African art

Trial of Quai Branly protestors in Paris centres on ‘political’ aspect of activist action

Court erupts after attendee shouts that African funeral pole "belongs to us"

The Congolese activist Emery Mwazulu Diyabanza speaks to the media at the Palais de Justice courthouse, in Paris, where he and others are on trial on aggravated theft charges for trying to remove a 19th century African funeral pole from a Paris museum, in a protest against colonial-era plundering of African art © AP Photo/Thibault Camus

The trial of five protestors accused of stealing an African funeral pole from the Musée du Quai Branly-Jacques Chirac earlier this year has begun in Paris, with the case hinging on whether the act was theft or a protest against colonialism. The African activist Emery Mwazulu Diyabanza led the protest group known as Les Marrons Unis Dignes et Courageux, which describes itself as “a pan-African organisation fighting for the freedom and transformation of Africa”.

In June, the group tried to seize an African funeral pole from the museum because “most of the works were taken during colonialism and we want justice”, they said. In a statement, the French Ministry of Culture said that five people tore a 19th-century Bari funeral pole from its base at the ethnographic museum. The five protesters were stopped before they could leave the museum with the work.

The incident brings the issue of restitution to the fore once more with a renewed call for Western museums to consider returning works to their countries of origin. Diyabanza tells The Art Newspaper that this was “an act of active diplomacy, not theft…. This trial is all about the colonial past because it is within this context that our heritage has been plundered. Also, in voluntarily handing over the work, there is no theft; I surrendered to the police.”

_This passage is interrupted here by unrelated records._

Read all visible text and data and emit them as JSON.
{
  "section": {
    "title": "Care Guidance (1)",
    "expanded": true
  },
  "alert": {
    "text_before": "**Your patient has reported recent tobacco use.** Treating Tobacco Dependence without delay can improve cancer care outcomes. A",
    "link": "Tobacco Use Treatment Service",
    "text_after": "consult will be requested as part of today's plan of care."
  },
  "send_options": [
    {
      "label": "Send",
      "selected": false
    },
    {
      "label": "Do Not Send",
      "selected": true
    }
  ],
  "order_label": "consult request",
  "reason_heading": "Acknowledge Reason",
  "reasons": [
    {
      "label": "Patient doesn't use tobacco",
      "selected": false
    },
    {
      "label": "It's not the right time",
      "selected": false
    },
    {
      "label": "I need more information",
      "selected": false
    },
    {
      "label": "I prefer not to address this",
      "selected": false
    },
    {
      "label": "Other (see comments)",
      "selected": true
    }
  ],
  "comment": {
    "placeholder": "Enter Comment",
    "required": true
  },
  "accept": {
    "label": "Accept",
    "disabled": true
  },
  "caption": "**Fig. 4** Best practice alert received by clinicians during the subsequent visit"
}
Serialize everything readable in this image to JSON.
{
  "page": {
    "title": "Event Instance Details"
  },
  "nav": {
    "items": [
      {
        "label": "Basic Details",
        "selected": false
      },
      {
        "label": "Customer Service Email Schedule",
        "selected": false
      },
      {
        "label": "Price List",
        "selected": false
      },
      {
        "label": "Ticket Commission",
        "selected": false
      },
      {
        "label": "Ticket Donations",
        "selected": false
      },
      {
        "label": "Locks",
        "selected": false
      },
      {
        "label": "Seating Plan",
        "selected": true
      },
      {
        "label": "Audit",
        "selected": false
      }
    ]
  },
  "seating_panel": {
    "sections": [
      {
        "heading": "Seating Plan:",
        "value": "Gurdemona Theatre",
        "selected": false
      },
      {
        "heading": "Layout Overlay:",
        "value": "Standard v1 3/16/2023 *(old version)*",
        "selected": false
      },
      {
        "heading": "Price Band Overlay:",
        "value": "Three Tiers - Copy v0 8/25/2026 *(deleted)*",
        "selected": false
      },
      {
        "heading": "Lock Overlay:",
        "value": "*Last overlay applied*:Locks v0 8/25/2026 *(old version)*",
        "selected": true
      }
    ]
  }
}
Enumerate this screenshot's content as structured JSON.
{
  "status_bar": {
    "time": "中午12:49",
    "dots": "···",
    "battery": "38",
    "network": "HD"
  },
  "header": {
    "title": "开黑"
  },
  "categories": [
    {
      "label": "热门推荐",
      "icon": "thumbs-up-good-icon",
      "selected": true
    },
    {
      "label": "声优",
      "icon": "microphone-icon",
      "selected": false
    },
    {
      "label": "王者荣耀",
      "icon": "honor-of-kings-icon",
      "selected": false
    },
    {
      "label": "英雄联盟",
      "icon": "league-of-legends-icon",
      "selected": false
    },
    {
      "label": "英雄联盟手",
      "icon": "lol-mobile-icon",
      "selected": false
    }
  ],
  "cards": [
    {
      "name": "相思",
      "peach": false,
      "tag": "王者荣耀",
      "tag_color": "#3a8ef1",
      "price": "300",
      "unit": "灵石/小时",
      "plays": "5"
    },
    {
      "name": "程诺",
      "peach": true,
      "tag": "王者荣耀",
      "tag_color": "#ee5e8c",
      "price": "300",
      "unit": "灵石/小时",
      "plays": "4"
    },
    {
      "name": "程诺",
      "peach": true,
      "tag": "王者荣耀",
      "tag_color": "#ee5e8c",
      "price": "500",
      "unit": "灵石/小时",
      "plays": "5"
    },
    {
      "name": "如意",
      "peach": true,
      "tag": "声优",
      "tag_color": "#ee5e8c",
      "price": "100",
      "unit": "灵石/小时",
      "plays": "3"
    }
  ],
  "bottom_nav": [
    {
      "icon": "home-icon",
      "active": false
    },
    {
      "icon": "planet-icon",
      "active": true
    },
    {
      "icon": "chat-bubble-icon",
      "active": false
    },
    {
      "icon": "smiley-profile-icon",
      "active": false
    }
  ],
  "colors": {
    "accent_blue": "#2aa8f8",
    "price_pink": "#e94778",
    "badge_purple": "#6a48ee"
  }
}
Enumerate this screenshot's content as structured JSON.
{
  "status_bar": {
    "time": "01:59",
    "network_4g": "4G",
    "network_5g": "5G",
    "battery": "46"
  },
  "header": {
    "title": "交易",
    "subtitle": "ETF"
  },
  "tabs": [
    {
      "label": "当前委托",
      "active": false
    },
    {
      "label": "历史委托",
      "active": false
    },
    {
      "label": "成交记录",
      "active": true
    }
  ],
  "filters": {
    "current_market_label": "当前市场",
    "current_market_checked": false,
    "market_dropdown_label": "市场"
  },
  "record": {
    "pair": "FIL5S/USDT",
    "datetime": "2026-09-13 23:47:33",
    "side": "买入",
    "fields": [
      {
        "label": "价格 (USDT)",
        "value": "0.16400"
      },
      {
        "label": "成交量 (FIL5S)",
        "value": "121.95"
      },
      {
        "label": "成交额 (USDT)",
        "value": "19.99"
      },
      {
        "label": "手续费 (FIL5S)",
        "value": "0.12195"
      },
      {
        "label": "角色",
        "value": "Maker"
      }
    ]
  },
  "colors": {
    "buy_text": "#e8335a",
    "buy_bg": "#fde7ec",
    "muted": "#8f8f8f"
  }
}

Quai Branly lawyer, Yvon Goutal, said that because of ongoing discussions between France and Africa over possible restitution, “there is no need for this political act”, according to Associated Press. A Black woman in court shouted that the object “belongs to us” after Goutal said that thousands of works from former colonies belonged to the French state. The public prosecutor is now seeking €1,000 from Diyabanza and €500 each from the other protestors. A verdict is expected 14 October.